Component data from apps and pages
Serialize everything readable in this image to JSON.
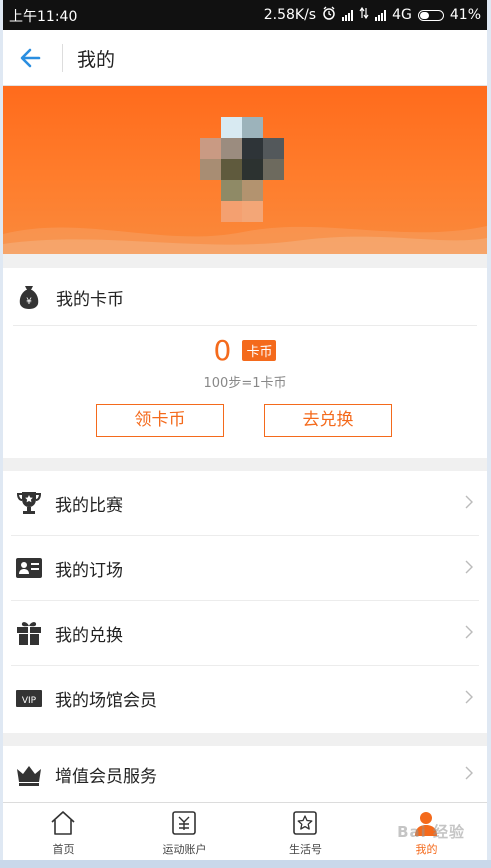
{
  "status_bar": {
    "time": "上午11:40",
    "net_speed": "2.58K/s",
    "network": "4G",
    "battery": "41%",
    "battery_level": 0.41
  },
  "header": {
    "title": "我的",
    "back_icon": "arrow-left-icon"
  },
  "coins": {
    "title": "我的卡币",
    "icon": "money-bag-icon",
    "amount": "0",
    "unit_badge": "卡币",
    "rate": "100步=1卡币",
    "get_button": "领卡币",
    "exchange_button": "去兑换"
  },
  "menu": {
    "items": [
      {
        "label": "我的比赛",
        "icon": "trophy-icon"
      },
      {
        "label": "我的订场",
        "icon": "id-card-icon"
      },
      {
        "label": "我的兑换",
        "icon": "gift-icon"
      },
      {
        "label": "我的场馆会员",
        "icon": "vip-badge-icon"
      }
    ]
  },
  "vip_service": {
    "label": "增值会员服务",
    "icon": "crown-icon"
  },
  "tabbar": {
    "items": [
      {
        "label": "首页",
        "icon": "home-icon",
        "active": false
      },
      {
        "label": "运动账户",
        "icon": "account-icon",
        "active": false
      },
      {
        "label": "生活号",
        "icon": "star-icon",
        "active": false
      },
      {
        "label": "我的",
        "icon": "user-icon",
        "active": true
      }
    ],
    "watermark": "Bai 经验"
  },
  "colors": {
    "accent": "#f46a1c",
    "header_link": "#2a8ee0",
    "hero": "#ff6b1c"
  }
}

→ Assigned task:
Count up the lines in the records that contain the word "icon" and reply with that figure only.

→ Result of the exercise:
11